Food will still bring people together – individual choices do not mean living in a bubble. Choices are shaped by a community’s values and opinions; customised food can be eaten around the same table. Digitalisation offers new channels for community and sharing, in addition to face-to-face interaction.
Digital services such as HejaHeja and Facebook are among the big names in the creation of social networks. Through online communities, people seek to share their experiences with friends, acquaintances or other people with the same interests. Feedback and encouragement from a social network or experts are a key factor in motivating people to use digital food services.
Appreciation of home cooking and spending time with friends and family is growing. There are food services which promote these by providing personalised meal planning, varied recipes and online home delivery. Finnish services that make everyday life easier include for example Miils, Hellapoliisi and Sannan ruokakassi. Time saved on food shopping can be used for, say, cooking together.
Digitalisation brings us around the same table
Digitalisation brings people together around food, both locally and globally.
Airbnb has revolutionised accommodation services. It is a good example of digitalisation enabling a new breed of service. Similar services are also emerging in the food industry. Last year, Helsingin Sanomat reported on a new startup called Eataway, through which ‘Restaurant Day meets Airbnb’. This is a platform which brings together cooking enthusiasts with tourists and locals in search of good home cooking.
In Finland, Yhteismaa ry, which started out with a communal Cleaning Day event, has come up with an open-air dinner concept. The idea is to tempt people to eat around the same tables.

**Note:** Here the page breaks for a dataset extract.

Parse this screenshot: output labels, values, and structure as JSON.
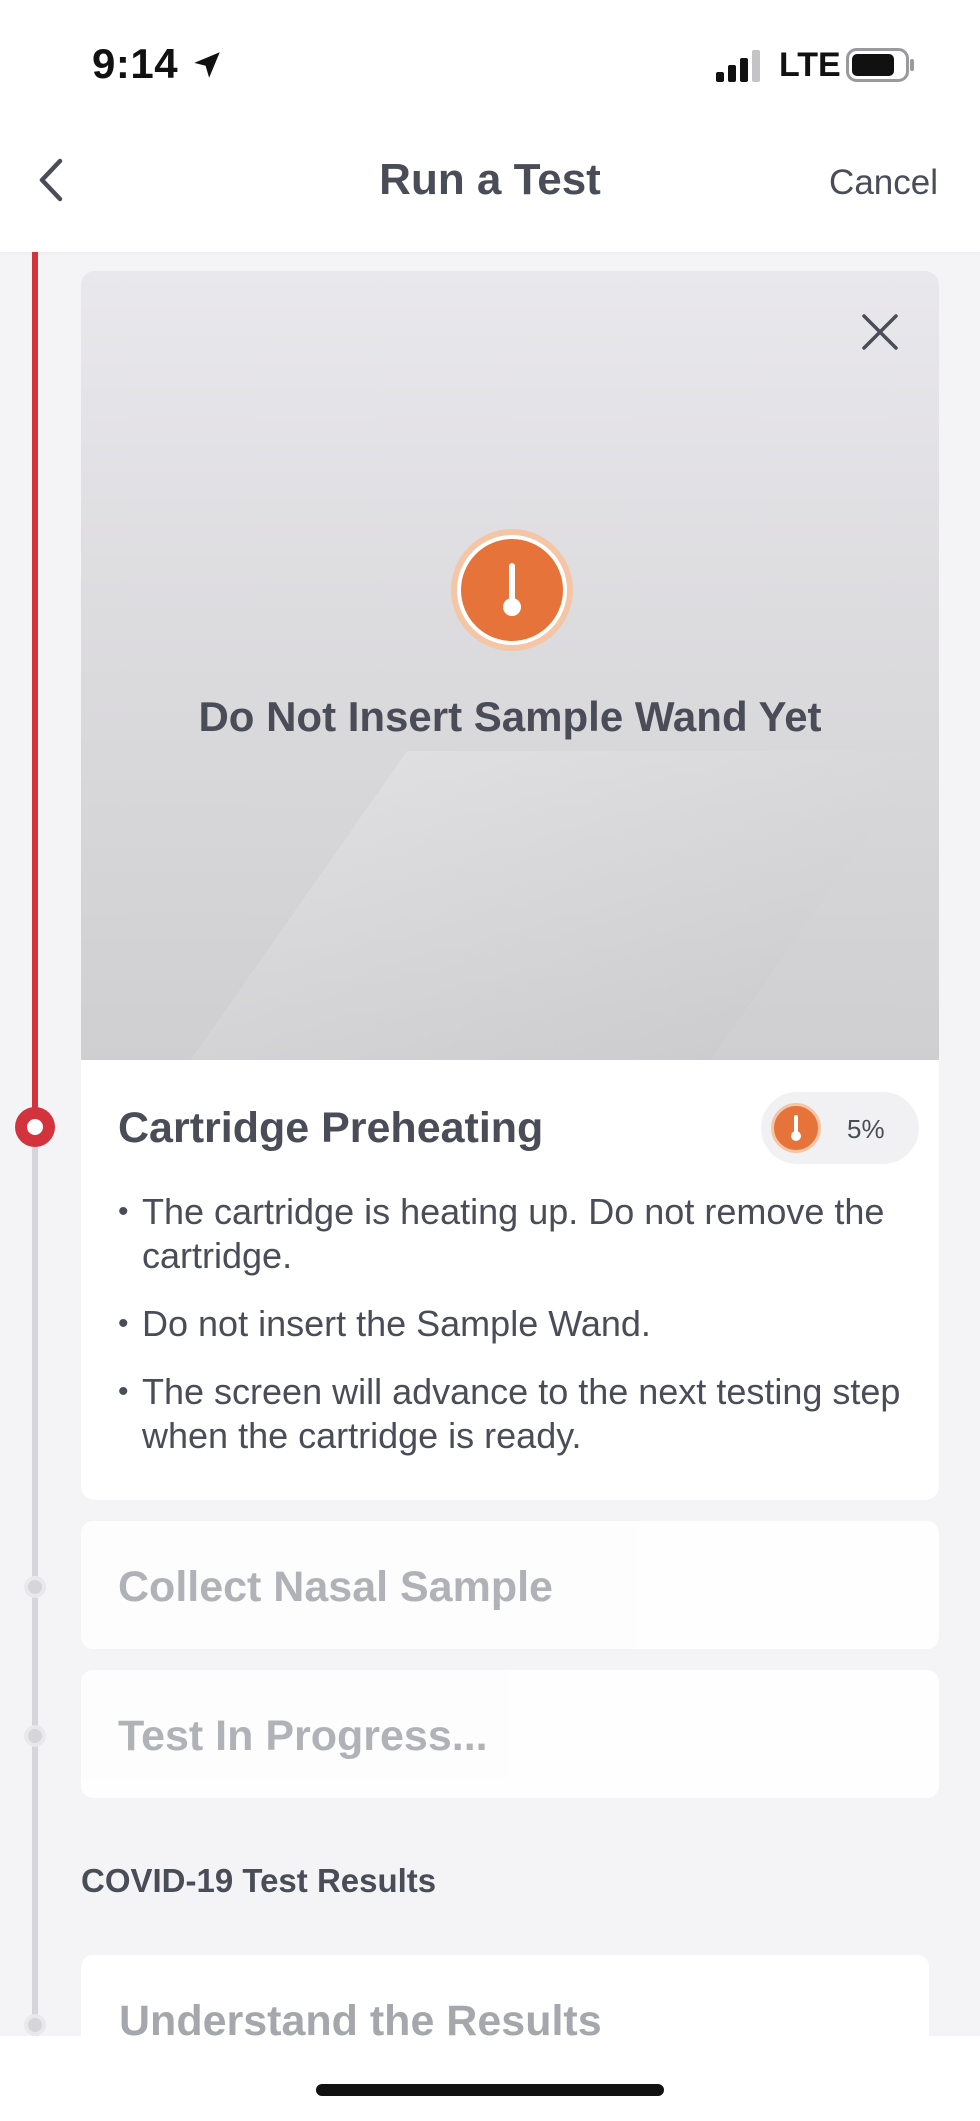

This year’s aspiration is to have people participate all over Finland and make the open-air dinner an annual event.
Customer a participant in the development of future food services
Consumers can directly converse with manufacturers and personalise products and services online. Correspondingly, food producers can use tailoring to create added value for customers. Digitalisation also enables consumers to find information on product origin, production methods and transport conditions.
Online retail and improving logistics solutions are revolutionising the centralised food trade. To benefit from this change and develop consumer-based food services, the food production sector must acquaint itself with new business models.
Kaisa Vehmas, Senior Scientist
Maria Åkerman, Principal Scientist